And traveling has become one of the hallmarks of the company. The group has visited over 40 countries and danced on stages in some 150 cities. They have been called Sweden’s foremost cultural export and been compared with giants such as Strindberg and Abba. The only continent they – remarkably enough – have not yet danced in is Africa.
Ek resigned as artistic director in 1993. Since then, a number of artistic directors, with different directions and degrees of popularity, have held the reins.
Some dissatisfied ballet lovers sometimes complain that the Cullberg Ballet is not what it used to be. Audiences miss the works of Cullberg and Ek and the narrative dance drama that has gradually been superseded by more conceptual dance. But the detractors are mostly in Sweden. Outside its home country, when the group tours with productions such as American choreographer Deborah Hay’s acclaimed Figure a Sea, this is far less the case.

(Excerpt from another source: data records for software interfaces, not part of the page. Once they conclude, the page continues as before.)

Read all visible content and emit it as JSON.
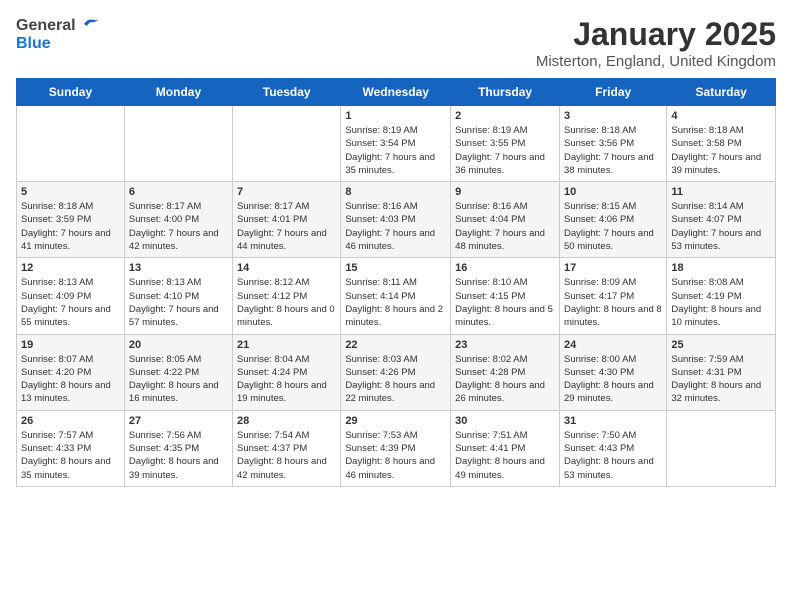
{
  "header": {
    "logo_general": "General",
    "logo_blue": "Blue",
    "month_title": "January 2025",
    "location": "Misterton, England, United Kingdom"
  },
  "days_of_week": [
    "Sunday",
    "Monday",
    "Tuesday",
    "Wednesday",
    "Thursday",
    "Friday",
    "Saturday"
  ],
  "weeks": [
    [
      {
        "day": "",
        "info": ""
      },
      {
        "day": "",
        "info": ""
      },
      {
        "day": "",
        "info": ""
      },
      {
        "day": "1",
        "info": "Sunrise: 8:19 AM\nSunset: 3:54 PM\nDaylight: 7 hours\nand 35 minutes."
      },
      {
        "day": "2",
        "info": "Sunrise: 8:19 AM\nSunset: 3:55 PM\nDaylight: 7 hours\nand 36 minutes."
      },
      {
        "day": "3",
        "info": "Sunrise: 8:18 AM\nSunset: 3:56 PM\nDaylight: 7 hours\nand 38 minutes."
      },
      {
        "day": "4",
        "info": "Sunrise: 8:18 AM\nSunset: 3:58 PM\nDaylight: 7 hours\nand 39 minutes."
      }
    ],
    [
      {
        "day": "5",
        "info": "Sunrise: 8:18 AM\nSunset: 3:59 PM\nDaylight: 7 hours\nand 41 minutes."
      },
      {
        "day": "6",
        "info": "Sunrise: 8:17 AM\nSunset: 4:00 PM\nDaylight: 7 hours\nand 42 minutes."
      },
      {
        "day": "7",
        "info": "Sunrise: 8:17 AM\nSunset: 4:01 PM\nDaylight: 7 hours\nand 44 minutes."
      },
      {
        "day": "8",
        "info": "Sunrise: 8:16 AM\nSunset: 4:03 PM\nDaylight: 7 hours\nand 46 minutes."
      },
      {
        "day": "9",
        "info": "Sunrise: 8:16 AM\nSunset: 4:04 PM\nDaylight: 7 hours\nand 48 minutes."
      },
      {
        "day": "10",
        "info": "Sunrise: 8:15 AM\nSunset: 4:06 PM\nDaylight: 7 hours\nand 50 minutes."
      },
      {
        "day": "11",
        "info": "Sunrise: 8:14 AM\nSunset: 4:07 PM\nDaylight: 7 hours\nand 53 minutes."
      }
    ],
    [
      {
        "day": "12",
        "info": "Sunrise: 8:13 AM\nSunset: 4:09 PM\nDaylight: 7 hours\nand 55 minutes."
      },
      {
        "day": "13",
        "info": "Sunrise: 8:13 AM\nSunset: 4:10 PM\nDaylight: 7 hours\nand 57 minutes."
      },
      {
        "day": "14",
        "info": "Sunrise: 8:12 AM\nSunset: 4:12 PM\nDaylight: 8 hours\nand 0 minutes."
      },
      {
        "day": "15",
        "info": "Sunrise: 8:11 AM\nSunset: 4:14 PM\nDaylight: 8 hours\nand 2 minutes."
      },
      {
        "day": "16",
        "info": "Sunrise: 8:10 AM\nSunset: 4:15 PM\nDaylight: 8 hours\nand 5 minutes."
      },
      {
        "day": "17",
        "info": "Sunrise: 8:09 AM\nSunset: 4:17 PM\nDaylight: 8 hours\nand 8 minutes."
      },
      {
        "day": "18",
        "info": "Sunrise: 8:08 AM\nSunset: 4:19 PM\nDaylight: 8 hours\nand 10 minutes."
      }
    ],
    [
      {
        "day": "19",
        "info": "Sunrise: 8:07 AM\nSunset: 4:20 PM\nDaylight: 8 hours\nand 13 minutes."
      },
      {
        "day": "20",
        "info": "Sunrise: 8:05 AM\nSunset: 4:22 PM\nDaylight: 8 hours\nand 16 minutes."
      },
      {
        "day": "21",
        "info": "Sunrise: 8:04 AM\nSunset: 4:24 PM\nDaylight: 8 hours\nand 19 minutes."
      },
      {
        "day": "22",
        "info": "Sunrise: 8:03 AM\nSunset: 4:26 PM\nDaylight: 8 hours\nand 22 minutes."
      },
      {
        "day": "23",
        "info": "Sunrise: 8:02 AM\nSunset: 4:28 PM\nDaylight: 8 hours\nand 26 minutes."
      },
      {
        "day": "24",
        "info": "Sunrise: 8:00 AM\nSunset: 4:30 PM\nDaylight: 8 hours\nand 29 minutes."
      },
      {
        "day": "25",
        "info": "Sunrise: 7:59 AM\nSunset: 4:31 PM\nDaylight: 8 hours\nand 32 minutes."
      }
    ],
    [
      {
        "day": "26",
        "info": "Sunrise: 7:57 AM\nSunset: 4:33 PM\nDaylight: 8 hours\nand 35 minutes."
      },
      {
        "day": "27",
        "info": "Sunrise: 7:56 AM\nSunset: 4:35 PM\nDaylight: 8 hours\nand 39 minutes."
      },
      {
        "day": "28",
        "info": "Sunrise: 7:54 AM\nSunset: 4:37 PM\nDaylight: 8 hours\nand 42 minutes."
      },
      {
        "day": "29",
        "info": "Sunrise: 7:53 AM\nSunset: 4:39 PM\nDaylight: 8 hours\nand 46 minutes."
      },
      {
        "day": "30",
        "info": "Sunrise: 7:51 AM\nSunset: 4:41 PM\nDaylight: 8 hours\nand 49 minutes."
      },
      {
        "day": "31",
        "info": "Sunrise: 7:50 AM\nSunset: 4:43 PM\nDaylight: 8 hours\nand 53 minutes."
      },
      {
        "day": "",
        "info": ""
      }
    ]
  ]
}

When current artistic director Gabriel Smeets, from the Netherlands, was appointed in 2014, he promised that the Cullberg Ballet would retain its position as one of the most important companies on the international dance scene. For him, what’s most important about Birgit Cullberg’s heritage is not her choreography, which is never staged today, but her philosophy.
“I would never have accepted this job if it hadn’t been for her take on dance and her incredibly strong belief that dance is changing all the time and should be rooted in the time we live in,” Smeets says. “By doing this, we’re keeping Birgit’s heritage alive. Plus, it’s the only way for the company to survive.”
The biggest challenges facing the company moving forward, are, according to Smeets, about finding choreographers who have clear ideas as to what dance as an art form can do and who are hugely enthusiastic about the age we’re living in. “And who dare to take risks, that was also an important part of Birgit Cullberg’s philosophy.”
The Cullberg Ballet was clearly forward-looking from the very start and renewal has always been the guiding light and the very recipe for success. And even though the Cullberg Ballet has had its ups and downs over the half century of its existence, the company has managed to maintain its strong brand in both Sweden and internationally, while other companies have been forced to give up and close in the same period.
After the opening night of Swedish star choreographer Alexander Ekman’s production Ekman’s Triptych – A Study of Entertainment in 2010, a critic in the Swedish broadsheet Dagens Nyheter wrote (appreciatively): “It’s pretty much impossible today to recognize the company as it was in the 1980s and 90s. The Cullberg Ballet is dead. Long live the Cullberg Ballet.”
Text: Lina Kalmteg